General Strategy for Area Between Curves: 1 Decide on vertical or horizontal strips. (Pick whichever is easier to write formulas for the length of the strip, and/or whichever will let you integrate fewer times.) Sketch the curves. 2 3 Write an expression for the area of the strip. (If the width is dx, the length must be in terms of x. If the width is dy, the length must be in terms of y. 4 Find the limits of integration. (If using dx, the limits are x values; if using dy, the limits are y values.) 5 Integrate to find area.
7.2 Volumes To find the volume of a solid S: Divide S into n “slabs” of equal width Δx (think of slicing a loaf of bread) Approximate the ith slab by a cylinder with base area A(x i ) and “height” Δx. The volume of the cylinder is A(x i )Δx the sum of the cylinder areas is a good approximation for the volume of the solid the approximation is getting better as n→∞. Let S be a solid that lies between x=a and x=b. If the cross-sectional area of S in the plane P x, perpendicular to the x-axis, is A(x), where A is an integrable function, then the volume of S is x
How could we find the volume of the cone? One way would be to cut it into a series of disks (flat circular cylinders) and add their volumes. The volume of each disk is: In this case: r= the y value of the function thickness = a small change in x = dx Example of a disk
The volume of each flat cylinder (disk) is: If we add the volumes, we get:
The region between the curve, and the y -axis is revolved about the y -axis. Find the volume. y x We use a horizontal disk. The thickness is dy. The radius is the x value of the function. volume of disk Example of rotating the region about y-axis
The natural draft cooling tower shown at left is about 500 feet high and its shape can be approximated by the graph of this equation revolved about the y-axis: The volume can be calculated using the disk method with a horizontal disk.
The region bounded by and is revolved about the y-axis. Find the volume. The “disk” now has a hole in it, making it a “washer”. If we use a horizontal slice: The volume of the washer is: outer radius inner radius Example of a washer
If the same region is rotated about the line x = 2 : The outer radius is: R The inner radius is: r
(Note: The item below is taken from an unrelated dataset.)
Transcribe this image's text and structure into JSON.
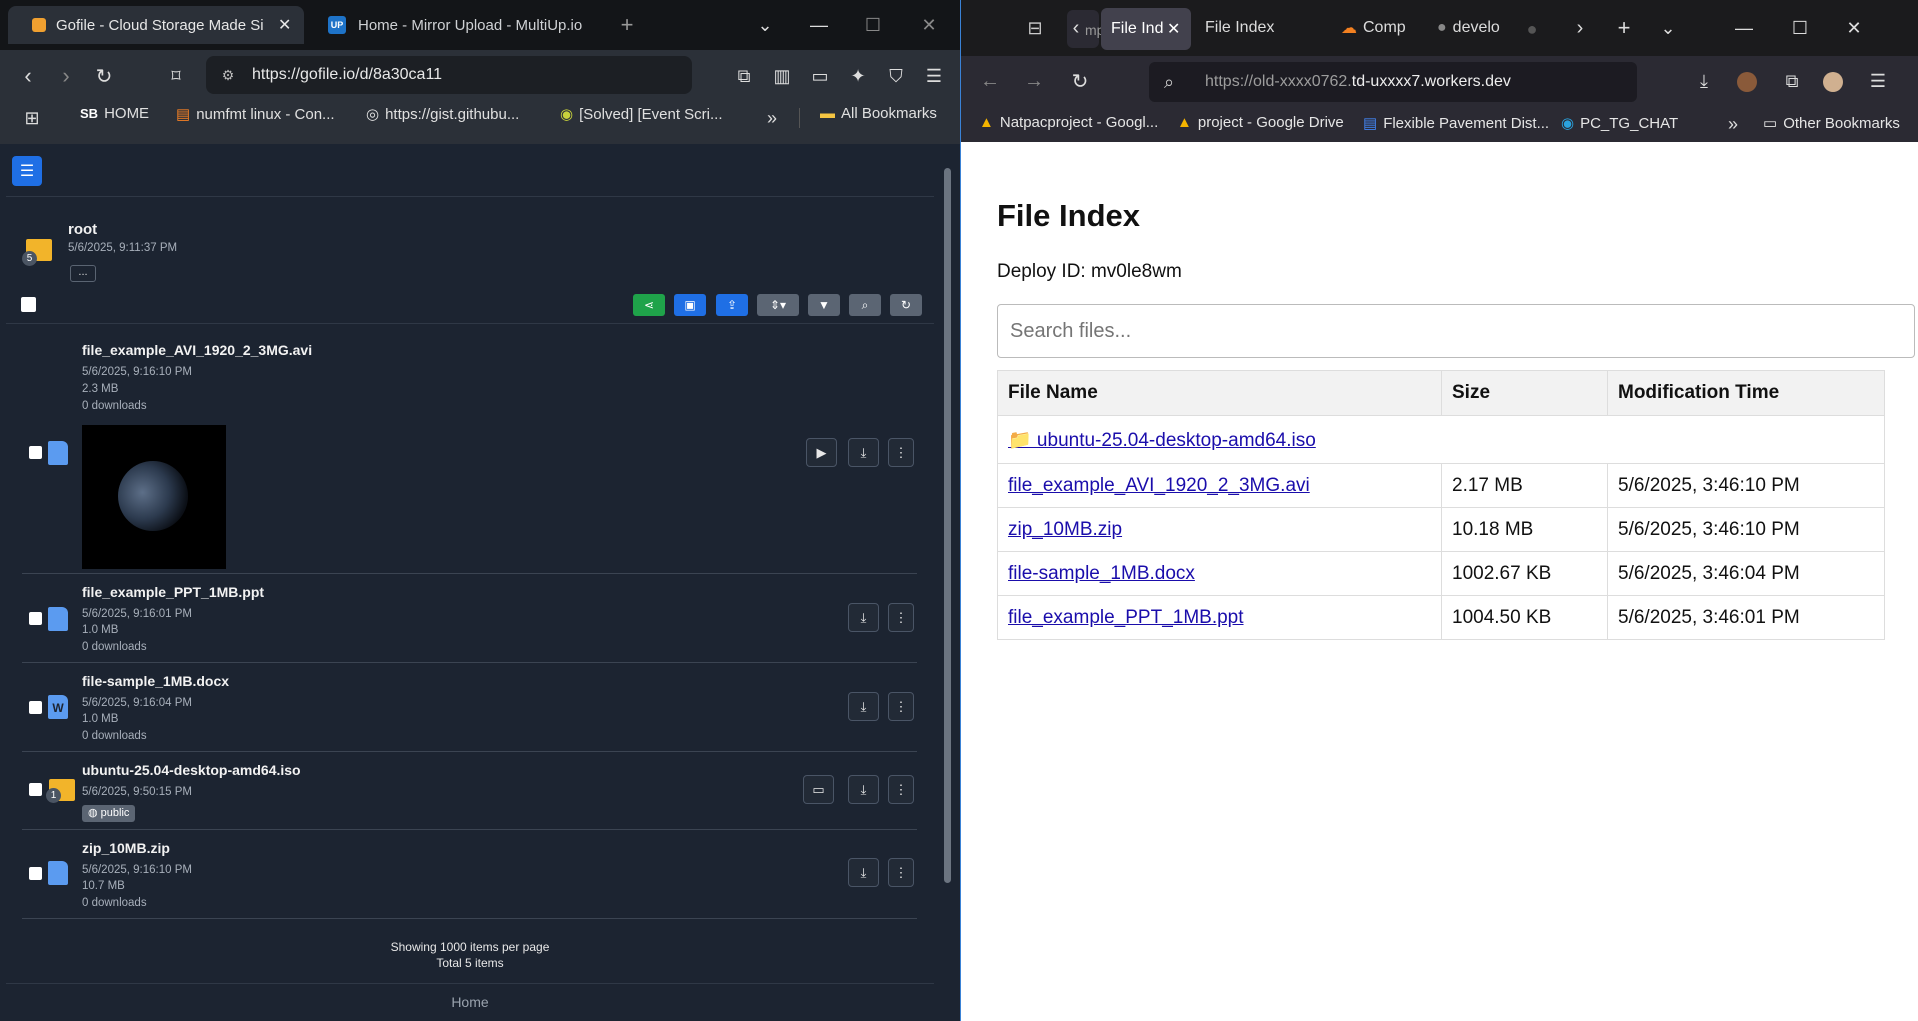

Volumes of Solids of Revolution The solids we considered are examples of solids of revolution because they are obtained by revolving a region about a line. In general, we calculate the volume of a solid of revolution by using the basic defining formula and we find the cross-sectional area A(x) or A(y) in one of the following ways: If the cross-section is a disk, we find the radius of the disk (in terms of x or y) and use A = π(radius) 2 If the cross-section is a washer, we find the inner radius r in and outer radius r out and compute the area of the washer by subtracting the area of the inner disk from the area of the outer disk: A = π(outer radius) 2 - π(inner radius) 2